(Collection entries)

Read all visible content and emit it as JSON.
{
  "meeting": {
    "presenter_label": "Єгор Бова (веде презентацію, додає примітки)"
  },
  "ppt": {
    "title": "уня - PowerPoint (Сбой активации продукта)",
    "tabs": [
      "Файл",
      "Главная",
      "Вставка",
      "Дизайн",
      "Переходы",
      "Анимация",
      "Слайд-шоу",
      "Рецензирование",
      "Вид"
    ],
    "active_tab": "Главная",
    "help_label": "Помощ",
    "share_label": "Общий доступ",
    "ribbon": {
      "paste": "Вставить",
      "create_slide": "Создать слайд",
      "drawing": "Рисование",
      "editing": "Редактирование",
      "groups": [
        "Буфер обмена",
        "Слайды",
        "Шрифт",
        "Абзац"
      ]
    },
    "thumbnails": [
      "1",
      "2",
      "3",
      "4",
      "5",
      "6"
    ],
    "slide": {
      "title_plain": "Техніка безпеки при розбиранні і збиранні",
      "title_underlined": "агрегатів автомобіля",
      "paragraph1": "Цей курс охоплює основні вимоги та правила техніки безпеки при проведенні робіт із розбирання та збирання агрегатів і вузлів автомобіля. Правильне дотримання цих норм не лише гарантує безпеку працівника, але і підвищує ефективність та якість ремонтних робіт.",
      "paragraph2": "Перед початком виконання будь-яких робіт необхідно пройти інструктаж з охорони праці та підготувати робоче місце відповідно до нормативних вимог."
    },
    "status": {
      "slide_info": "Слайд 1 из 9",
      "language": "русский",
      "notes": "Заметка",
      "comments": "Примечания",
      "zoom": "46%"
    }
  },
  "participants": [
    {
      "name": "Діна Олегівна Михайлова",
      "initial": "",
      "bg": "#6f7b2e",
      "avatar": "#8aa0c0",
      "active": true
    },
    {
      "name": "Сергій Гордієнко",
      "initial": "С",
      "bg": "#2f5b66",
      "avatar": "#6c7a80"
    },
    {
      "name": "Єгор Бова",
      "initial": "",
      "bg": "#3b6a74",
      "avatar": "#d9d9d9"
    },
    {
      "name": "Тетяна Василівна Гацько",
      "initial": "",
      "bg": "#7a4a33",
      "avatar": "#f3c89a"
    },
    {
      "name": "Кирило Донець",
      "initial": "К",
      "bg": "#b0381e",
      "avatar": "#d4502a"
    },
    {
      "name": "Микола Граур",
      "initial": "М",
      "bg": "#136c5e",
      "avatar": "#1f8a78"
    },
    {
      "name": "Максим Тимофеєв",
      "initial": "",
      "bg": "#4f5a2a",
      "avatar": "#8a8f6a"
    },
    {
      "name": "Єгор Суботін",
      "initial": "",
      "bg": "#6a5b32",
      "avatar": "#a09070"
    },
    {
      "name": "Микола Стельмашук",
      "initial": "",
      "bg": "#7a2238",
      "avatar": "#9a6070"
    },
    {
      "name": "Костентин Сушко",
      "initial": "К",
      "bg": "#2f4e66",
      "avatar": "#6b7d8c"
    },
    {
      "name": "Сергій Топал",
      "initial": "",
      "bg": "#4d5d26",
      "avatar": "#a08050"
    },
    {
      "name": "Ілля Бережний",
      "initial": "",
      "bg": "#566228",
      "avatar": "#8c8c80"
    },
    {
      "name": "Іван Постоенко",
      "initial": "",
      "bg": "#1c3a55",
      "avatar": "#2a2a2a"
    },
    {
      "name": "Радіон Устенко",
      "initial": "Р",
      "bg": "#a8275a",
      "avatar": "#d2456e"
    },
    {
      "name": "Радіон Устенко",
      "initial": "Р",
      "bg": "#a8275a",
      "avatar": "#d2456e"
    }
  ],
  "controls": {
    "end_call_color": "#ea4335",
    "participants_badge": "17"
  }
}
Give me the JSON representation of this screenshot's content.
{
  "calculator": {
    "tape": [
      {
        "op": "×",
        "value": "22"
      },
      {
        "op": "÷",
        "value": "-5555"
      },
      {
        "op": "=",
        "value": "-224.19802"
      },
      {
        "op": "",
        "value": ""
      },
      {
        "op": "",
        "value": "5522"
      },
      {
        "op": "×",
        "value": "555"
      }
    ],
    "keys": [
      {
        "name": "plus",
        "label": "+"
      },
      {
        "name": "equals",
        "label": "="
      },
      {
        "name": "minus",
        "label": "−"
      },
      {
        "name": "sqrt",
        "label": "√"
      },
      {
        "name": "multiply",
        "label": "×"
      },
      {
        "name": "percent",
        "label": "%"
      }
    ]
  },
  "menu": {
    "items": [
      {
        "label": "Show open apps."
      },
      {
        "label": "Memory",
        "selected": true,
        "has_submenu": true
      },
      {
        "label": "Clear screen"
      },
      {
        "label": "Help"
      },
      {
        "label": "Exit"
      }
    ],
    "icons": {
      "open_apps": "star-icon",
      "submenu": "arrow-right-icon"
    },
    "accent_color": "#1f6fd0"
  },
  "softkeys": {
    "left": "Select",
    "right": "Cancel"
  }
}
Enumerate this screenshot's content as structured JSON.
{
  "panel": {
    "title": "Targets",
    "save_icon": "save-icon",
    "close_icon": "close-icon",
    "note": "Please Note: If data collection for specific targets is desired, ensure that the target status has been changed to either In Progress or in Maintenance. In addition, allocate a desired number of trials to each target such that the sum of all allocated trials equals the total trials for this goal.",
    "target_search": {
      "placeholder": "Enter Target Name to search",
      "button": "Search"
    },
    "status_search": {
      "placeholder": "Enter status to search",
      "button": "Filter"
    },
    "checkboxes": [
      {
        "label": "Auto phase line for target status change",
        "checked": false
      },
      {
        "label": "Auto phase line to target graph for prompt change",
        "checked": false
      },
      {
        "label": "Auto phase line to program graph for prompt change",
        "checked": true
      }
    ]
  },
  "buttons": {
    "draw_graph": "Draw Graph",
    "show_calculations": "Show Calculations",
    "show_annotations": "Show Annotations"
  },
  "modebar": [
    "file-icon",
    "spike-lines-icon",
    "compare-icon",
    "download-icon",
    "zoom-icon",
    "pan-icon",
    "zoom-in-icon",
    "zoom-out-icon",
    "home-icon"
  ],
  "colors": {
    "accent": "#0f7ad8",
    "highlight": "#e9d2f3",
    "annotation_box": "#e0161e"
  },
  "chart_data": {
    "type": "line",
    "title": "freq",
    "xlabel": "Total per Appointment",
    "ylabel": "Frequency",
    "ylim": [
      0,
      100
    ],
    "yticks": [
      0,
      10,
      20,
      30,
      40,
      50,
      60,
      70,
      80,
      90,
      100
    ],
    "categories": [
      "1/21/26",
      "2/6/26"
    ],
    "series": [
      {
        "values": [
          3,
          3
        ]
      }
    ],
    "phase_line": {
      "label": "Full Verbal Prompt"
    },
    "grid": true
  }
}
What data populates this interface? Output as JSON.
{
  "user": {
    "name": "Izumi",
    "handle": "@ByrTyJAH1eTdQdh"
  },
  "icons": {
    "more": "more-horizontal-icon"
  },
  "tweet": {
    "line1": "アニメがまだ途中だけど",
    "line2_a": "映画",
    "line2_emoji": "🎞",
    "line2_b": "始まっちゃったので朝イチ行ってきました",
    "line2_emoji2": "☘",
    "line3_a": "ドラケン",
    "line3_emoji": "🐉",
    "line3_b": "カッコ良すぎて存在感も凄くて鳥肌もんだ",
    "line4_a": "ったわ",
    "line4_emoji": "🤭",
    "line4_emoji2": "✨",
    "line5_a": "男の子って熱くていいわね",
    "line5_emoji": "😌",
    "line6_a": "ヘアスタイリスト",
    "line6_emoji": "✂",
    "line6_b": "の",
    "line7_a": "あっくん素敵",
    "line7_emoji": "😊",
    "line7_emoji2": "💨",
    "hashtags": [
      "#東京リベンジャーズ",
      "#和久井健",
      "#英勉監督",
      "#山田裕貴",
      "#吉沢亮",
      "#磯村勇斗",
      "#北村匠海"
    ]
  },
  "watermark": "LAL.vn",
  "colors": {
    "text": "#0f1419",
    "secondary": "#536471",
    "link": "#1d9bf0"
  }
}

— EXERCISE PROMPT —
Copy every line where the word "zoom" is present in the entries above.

— ANSWER FOR THIS EXERCISE —
      "zoom": "46%"
    "zoom-icon",
    "zoom-in-icon",
    "zoom-out-icon",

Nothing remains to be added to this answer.